A few years ago I saw two in the archives Dědoušky. Enthusiasm for research of them just shone, and, as it is at that age, could quarrel with the blood of stupidity. Probably had some behind the genealogy course, and so what moment one another admonished: “You have to underline in red, green, do not take it!” … They were magical, apparently consistent and leave descendants beautifully colored embarrassed list of names and dates of ancestors. But in fact the main contribution of genealogical search see.

For the genealogy is sometimes used Czech word “genealogy” is a description of the genus. That’s what it is – only the names and dates, but mostly about people who were our ancestors. How they lived, what happened? They were industrious, gotten an asset or a happily obtained the miserable end? What they left behind?

This is all I’m looking for. Every event that I can find and assign it to a specific person from the dry science becomes a living source of someone’s private history. The spring that leave dead ancestors long forgotten in the depths of the past tense.

origin hunters

Origin Hunters
http://originhunters.blogspot.com
Blog type: Individual family history

At Origin Hunters we are passionate about genealogy research and every ancestor hunt is exciting. Every day we ask – “Where did you come from?”

Northboro – Worcester – Boston, Covering Genealogy in New England

Cael is the nickname given to me by my godfather when I was young. We were all given nicknames – like snake or rabbit or snodgrass – but those are stories for a different time.

Genealogist, Technologist, Futurist

village life

Village Life in Kreis Saarburg, Germany
http://19thcenturyrhinelandlive.blogspot.com
Blog type: German genealogy, Individual family history

My ancestors who came from the small towns of Irsch, Oberzerf and Serrig in Kreis Saarburg, Rhineland, were peasant farmers or craftsmen. In the mid-19th century they left these villages and immigrated to the woodlands of Calumet County, Wisconsin to search for a better life. By means of this blog, take the opportunity to look into their houses, explore their villages, understand their daily labors and customs, and see how the lure of a new life in America called to them.

I am a librarian writing a history about my Rhineland ancestors. I want it to be filled with the details of their daily lives in Germany and later in Wisconsin. I am drawing from genealogical research, from notes taken at workshops, from historical plaques and markers, from conversations, e-mails, and the internet, but especially from local histories written in German which have been accumulated on several trips to Germany. While I love historical research, I do not love organizing my materials.
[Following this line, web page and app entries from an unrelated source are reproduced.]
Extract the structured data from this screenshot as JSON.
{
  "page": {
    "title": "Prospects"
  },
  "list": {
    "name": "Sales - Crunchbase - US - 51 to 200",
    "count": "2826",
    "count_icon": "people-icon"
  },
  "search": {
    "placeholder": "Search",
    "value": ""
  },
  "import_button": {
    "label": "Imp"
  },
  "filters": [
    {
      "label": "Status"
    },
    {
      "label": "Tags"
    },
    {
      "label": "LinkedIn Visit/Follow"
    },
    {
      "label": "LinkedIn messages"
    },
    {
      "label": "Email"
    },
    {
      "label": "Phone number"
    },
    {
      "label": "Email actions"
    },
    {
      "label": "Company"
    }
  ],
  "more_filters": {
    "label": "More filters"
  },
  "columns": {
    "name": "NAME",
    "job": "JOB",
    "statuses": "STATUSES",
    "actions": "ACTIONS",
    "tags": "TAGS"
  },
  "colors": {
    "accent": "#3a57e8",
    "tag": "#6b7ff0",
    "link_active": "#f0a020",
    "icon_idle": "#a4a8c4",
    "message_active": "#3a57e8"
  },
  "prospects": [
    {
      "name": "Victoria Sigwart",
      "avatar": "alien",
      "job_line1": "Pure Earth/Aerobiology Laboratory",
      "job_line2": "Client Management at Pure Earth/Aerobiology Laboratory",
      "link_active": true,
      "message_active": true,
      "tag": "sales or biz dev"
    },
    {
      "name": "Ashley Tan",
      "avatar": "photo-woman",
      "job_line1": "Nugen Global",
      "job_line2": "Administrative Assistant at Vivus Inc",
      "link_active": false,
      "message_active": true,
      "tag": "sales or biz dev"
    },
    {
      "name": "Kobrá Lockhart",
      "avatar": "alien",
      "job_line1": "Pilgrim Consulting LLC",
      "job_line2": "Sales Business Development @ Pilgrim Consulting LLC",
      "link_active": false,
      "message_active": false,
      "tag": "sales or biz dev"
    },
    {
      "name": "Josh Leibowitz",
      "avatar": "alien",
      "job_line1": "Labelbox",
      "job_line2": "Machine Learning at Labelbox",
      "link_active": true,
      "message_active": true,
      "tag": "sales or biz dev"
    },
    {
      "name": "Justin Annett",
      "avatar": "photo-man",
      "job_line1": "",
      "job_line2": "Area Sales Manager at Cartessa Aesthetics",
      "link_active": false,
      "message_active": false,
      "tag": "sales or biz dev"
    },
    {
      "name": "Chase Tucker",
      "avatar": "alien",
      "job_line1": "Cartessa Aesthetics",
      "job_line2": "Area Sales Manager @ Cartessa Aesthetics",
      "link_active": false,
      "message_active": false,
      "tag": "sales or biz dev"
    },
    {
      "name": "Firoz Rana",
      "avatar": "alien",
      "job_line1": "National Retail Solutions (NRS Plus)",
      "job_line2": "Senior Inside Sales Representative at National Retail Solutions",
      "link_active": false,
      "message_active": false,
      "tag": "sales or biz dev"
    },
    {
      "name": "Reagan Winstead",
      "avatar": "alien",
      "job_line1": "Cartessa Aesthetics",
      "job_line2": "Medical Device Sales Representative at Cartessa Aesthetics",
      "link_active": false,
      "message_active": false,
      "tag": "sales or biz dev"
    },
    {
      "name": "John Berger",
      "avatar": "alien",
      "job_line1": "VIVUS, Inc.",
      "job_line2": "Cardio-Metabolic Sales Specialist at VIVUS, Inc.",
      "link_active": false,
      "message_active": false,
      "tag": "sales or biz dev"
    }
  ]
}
This blog offers one way to keep track of the most pertinent information and to make it useful to other people as well. These posts are copyrighted by the author.

© 2011, copyright Thomas MacEntee